(Dataset entries)
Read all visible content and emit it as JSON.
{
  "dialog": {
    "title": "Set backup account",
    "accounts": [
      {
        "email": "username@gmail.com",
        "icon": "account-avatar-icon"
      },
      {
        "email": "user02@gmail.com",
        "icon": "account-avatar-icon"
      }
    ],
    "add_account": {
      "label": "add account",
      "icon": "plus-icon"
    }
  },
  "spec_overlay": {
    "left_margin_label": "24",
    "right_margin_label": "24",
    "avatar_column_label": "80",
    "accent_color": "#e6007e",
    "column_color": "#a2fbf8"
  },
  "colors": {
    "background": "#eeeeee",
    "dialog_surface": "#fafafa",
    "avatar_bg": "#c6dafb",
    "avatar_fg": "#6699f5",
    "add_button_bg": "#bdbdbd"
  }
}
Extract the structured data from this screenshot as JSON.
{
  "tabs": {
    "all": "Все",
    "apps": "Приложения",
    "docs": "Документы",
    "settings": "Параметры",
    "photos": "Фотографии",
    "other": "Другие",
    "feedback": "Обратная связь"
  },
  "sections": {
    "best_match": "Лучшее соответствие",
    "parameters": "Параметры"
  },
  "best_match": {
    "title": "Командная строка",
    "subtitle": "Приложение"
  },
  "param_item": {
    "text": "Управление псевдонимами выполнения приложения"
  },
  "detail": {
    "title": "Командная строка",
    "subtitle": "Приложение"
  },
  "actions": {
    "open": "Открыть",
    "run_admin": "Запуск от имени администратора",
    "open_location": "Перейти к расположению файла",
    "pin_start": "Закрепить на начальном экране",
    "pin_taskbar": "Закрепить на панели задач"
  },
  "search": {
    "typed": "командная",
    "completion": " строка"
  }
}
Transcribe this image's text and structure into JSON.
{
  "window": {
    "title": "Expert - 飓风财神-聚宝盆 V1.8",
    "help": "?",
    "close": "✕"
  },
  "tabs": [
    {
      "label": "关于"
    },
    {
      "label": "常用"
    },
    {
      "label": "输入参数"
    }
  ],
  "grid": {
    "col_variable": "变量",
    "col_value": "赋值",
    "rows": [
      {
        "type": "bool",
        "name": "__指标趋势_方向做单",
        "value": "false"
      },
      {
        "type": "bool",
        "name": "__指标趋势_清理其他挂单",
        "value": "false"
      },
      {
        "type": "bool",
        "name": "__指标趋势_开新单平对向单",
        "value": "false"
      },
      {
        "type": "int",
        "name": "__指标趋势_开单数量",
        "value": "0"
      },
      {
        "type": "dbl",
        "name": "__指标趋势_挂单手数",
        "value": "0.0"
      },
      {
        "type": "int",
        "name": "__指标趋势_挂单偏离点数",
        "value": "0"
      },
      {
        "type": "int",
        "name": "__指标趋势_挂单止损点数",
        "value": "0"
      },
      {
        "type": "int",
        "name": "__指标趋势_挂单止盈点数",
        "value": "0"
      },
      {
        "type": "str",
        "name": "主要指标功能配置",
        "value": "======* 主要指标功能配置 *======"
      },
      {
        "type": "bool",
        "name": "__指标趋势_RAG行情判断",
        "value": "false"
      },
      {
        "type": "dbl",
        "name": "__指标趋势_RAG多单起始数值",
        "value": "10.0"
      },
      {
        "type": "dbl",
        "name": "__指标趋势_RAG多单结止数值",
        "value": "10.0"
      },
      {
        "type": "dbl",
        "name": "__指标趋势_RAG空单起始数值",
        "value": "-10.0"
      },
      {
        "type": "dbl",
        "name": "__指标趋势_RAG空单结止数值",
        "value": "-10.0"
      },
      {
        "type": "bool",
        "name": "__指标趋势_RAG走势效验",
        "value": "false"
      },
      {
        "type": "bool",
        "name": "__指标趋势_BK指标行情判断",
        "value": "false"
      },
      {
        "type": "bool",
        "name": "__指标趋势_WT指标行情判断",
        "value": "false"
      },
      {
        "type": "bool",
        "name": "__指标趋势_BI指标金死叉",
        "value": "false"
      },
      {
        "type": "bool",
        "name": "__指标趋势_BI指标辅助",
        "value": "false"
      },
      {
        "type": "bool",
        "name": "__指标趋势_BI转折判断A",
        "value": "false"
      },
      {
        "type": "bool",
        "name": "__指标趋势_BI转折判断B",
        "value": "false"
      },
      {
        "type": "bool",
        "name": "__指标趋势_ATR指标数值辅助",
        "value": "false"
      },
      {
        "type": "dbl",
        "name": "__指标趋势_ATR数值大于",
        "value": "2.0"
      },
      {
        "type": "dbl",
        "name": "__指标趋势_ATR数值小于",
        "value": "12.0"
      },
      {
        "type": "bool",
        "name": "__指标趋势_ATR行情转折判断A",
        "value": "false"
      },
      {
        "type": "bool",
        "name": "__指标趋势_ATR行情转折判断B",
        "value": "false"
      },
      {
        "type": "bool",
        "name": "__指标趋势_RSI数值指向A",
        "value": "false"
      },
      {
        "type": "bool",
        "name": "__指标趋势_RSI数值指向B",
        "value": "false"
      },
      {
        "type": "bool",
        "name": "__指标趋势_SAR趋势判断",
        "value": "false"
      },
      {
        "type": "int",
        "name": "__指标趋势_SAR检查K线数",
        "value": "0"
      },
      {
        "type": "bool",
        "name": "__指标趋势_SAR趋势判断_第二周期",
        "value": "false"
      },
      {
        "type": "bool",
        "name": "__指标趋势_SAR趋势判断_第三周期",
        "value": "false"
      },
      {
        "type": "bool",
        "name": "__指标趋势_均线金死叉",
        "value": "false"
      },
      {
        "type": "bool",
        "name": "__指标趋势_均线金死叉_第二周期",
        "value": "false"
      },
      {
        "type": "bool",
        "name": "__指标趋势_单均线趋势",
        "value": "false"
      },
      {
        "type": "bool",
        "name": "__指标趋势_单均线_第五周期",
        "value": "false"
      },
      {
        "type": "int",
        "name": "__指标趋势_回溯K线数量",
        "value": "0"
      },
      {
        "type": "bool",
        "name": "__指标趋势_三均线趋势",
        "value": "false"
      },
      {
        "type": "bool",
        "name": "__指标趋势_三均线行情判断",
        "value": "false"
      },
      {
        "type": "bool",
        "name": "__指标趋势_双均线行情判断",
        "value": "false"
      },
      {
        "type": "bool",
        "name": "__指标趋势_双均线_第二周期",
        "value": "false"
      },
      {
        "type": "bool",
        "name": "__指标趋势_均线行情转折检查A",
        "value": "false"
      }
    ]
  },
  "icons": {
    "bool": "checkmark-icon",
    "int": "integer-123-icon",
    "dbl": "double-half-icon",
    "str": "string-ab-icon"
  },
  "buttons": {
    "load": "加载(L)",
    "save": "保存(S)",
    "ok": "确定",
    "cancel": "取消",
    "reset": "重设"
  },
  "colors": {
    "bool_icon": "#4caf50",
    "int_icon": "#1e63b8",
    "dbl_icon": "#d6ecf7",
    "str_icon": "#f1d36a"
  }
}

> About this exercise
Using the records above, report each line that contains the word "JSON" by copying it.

> Answer to this problem
Read all visible content and emit it as JSON.
Extract the structured data from this screenshot as JSON.
Transcribe this image's text and structure into JSON.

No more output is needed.